* **EXERCISE GOAL**
Where does the string "title" occur in the records below? Copy every line that holds it.

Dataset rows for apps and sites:
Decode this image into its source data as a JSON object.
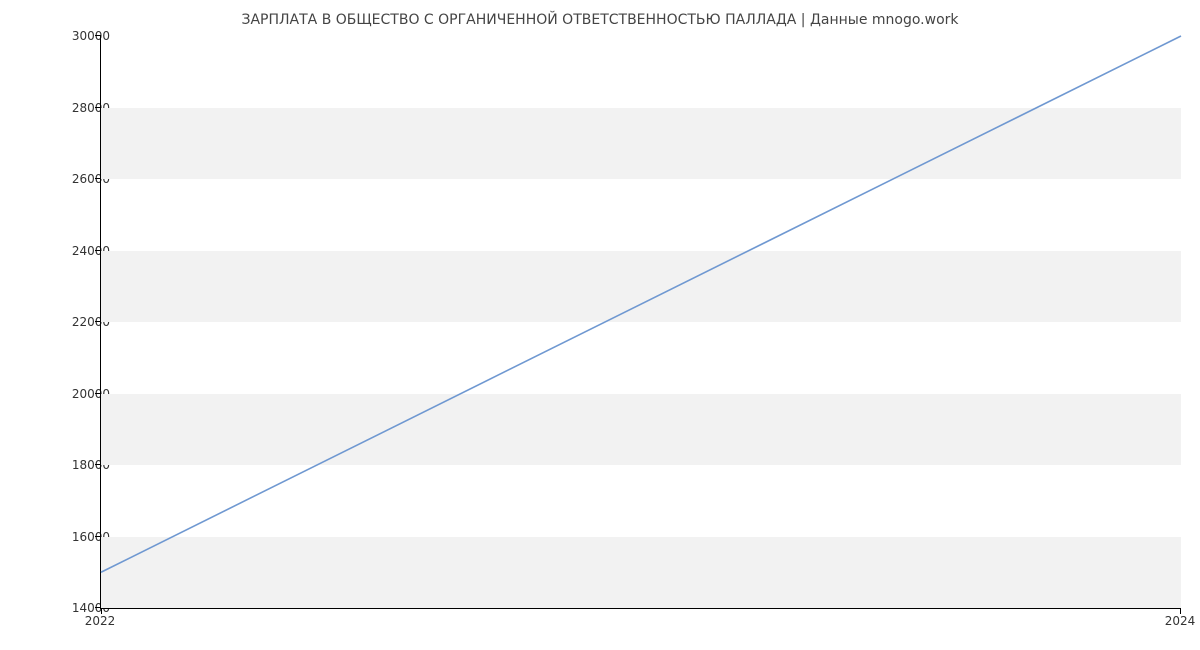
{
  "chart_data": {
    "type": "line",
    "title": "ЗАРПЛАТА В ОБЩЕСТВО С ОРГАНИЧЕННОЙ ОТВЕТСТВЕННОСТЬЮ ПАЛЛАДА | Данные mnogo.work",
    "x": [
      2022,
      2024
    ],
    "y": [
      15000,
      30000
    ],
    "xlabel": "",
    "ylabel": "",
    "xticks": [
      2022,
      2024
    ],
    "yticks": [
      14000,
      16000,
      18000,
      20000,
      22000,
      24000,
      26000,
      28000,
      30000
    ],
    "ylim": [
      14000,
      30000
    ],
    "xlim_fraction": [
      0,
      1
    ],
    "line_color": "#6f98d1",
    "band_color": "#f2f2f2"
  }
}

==

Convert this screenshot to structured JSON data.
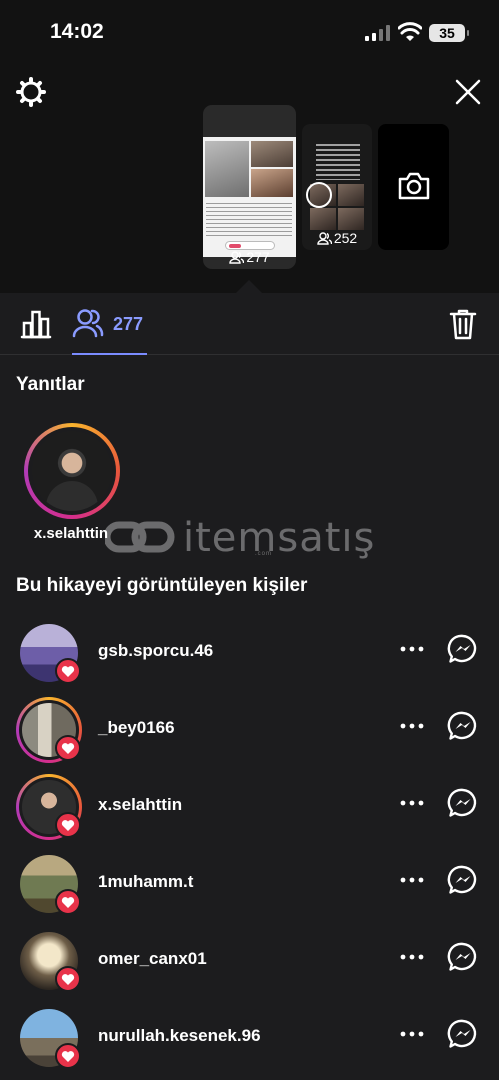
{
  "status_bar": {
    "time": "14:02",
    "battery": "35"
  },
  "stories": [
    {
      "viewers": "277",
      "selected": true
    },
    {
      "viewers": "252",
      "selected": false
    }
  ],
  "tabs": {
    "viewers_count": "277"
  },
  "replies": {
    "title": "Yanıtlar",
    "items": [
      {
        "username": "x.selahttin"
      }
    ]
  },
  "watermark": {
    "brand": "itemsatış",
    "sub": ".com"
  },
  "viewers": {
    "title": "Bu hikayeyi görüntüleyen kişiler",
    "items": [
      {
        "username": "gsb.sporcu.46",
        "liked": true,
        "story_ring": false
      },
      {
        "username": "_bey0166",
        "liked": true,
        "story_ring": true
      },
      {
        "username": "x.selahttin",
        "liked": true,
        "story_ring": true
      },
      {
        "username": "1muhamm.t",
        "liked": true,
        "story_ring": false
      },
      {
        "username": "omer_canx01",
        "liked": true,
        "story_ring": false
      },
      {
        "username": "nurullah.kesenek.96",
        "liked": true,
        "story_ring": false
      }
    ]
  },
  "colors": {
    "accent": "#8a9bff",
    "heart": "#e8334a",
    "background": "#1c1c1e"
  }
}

* **TASK ANSWER**
    "title": "ЗАРПЛАТА В ОБЩЕСТВО С ОРГАНИЧЕННОЙ ОТВЕТСТВЕННОСТЬЮ ПАЛЛАДА | Данные mnogo.work",
    "title": "Yanıtlar",
    "title": "Bu hikayeyi görüntüleyen kişiler",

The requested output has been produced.